How did you start lucid-dreaming?
The first step is to keep a journal of your dreams, so you can see themes. I have a lot of recurring dreams about doing gymnastics or being back at college. Now when I’m in these situations, I realize it’s a dream because I have no other reason to be there.
Is that all it takes?
No, definitely not. I have this app called Awoken; I set it to make a knocking sound every 20 minutes, 24 hours a day, and when it does, I look down at my hand to make sure I have five fingers—in my dreams, I have more or fewer. All my friends roll their eyes at me. They’re like, “You’re not dreaming!” But the knock makes this a habit, so that when I am dreaming, I’ll also look down at my hands. It took nine months to work. In one of my first lucid dreams, I was climbing out of a window and I looked down at my hand and I had seven fingers.
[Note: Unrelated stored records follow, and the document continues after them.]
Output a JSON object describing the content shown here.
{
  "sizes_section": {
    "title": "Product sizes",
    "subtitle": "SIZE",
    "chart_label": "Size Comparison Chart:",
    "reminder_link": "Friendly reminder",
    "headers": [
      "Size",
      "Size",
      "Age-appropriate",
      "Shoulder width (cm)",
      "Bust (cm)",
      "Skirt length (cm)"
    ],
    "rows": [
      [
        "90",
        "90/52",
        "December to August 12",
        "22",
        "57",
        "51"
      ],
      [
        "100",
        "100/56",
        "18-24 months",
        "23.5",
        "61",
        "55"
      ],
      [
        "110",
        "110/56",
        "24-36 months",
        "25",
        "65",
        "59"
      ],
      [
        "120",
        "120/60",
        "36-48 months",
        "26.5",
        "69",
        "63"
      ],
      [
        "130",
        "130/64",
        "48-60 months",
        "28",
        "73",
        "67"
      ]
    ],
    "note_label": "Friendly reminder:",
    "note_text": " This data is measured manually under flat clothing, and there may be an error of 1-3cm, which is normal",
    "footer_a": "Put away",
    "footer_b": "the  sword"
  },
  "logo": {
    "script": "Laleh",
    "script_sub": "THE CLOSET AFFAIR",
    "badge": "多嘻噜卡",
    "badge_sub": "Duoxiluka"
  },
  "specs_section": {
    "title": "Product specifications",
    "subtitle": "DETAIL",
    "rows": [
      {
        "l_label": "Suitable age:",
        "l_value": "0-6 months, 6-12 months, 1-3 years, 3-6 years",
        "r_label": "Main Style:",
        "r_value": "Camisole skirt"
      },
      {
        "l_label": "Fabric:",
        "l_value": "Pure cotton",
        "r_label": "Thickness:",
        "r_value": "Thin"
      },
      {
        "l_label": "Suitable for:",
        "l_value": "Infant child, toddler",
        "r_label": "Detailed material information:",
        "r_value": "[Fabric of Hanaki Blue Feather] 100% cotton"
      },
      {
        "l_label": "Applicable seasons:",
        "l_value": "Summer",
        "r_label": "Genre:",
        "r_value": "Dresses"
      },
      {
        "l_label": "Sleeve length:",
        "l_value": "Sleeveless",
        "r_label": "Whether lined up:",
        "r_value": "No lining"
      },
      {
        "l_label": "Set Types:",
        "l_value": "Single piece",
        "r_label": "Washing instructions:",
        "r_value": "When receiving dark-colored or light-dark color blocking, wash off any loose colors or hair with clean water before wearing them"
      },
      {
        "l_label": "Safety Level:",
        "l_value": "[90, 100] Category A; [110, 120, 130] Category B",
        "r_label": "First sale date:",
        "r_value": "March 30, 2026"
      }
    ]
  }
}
And I was really, really excited—like, Oh my God, I’m dreaming! Then the whole thing crumbled. I woke myself up.
What happens now in your dreams?
I fly a lot. Sometimes when I realize I’m dreaming, I’ll start uncontrollably floating in the air.
I thought the whole point was to control everything.
If I have a nightmare or something, I can very quickly turn the situation around. But mostly, I don’t create the settings; I just navigate in them. It’s always interesting talking to my dream characters. I was in Spain once in a dream, and really bummed that the sun was setting. Then I found this guy who showed me a trick—I kind of squinted up at the sky and pointed my finger and dragged the sun back up.
Do you use your dreams for wish fulfillment?
If it’s a sexy dream, whatever—I think it’s more interesting to explore these insane and complex worlds that your mind builds every night.
So is there any larger point to all this? Or is it just fun?
For me it’s self-exploration and self-discovery. If you can have control over your dream, you can have control over your waking reality as well.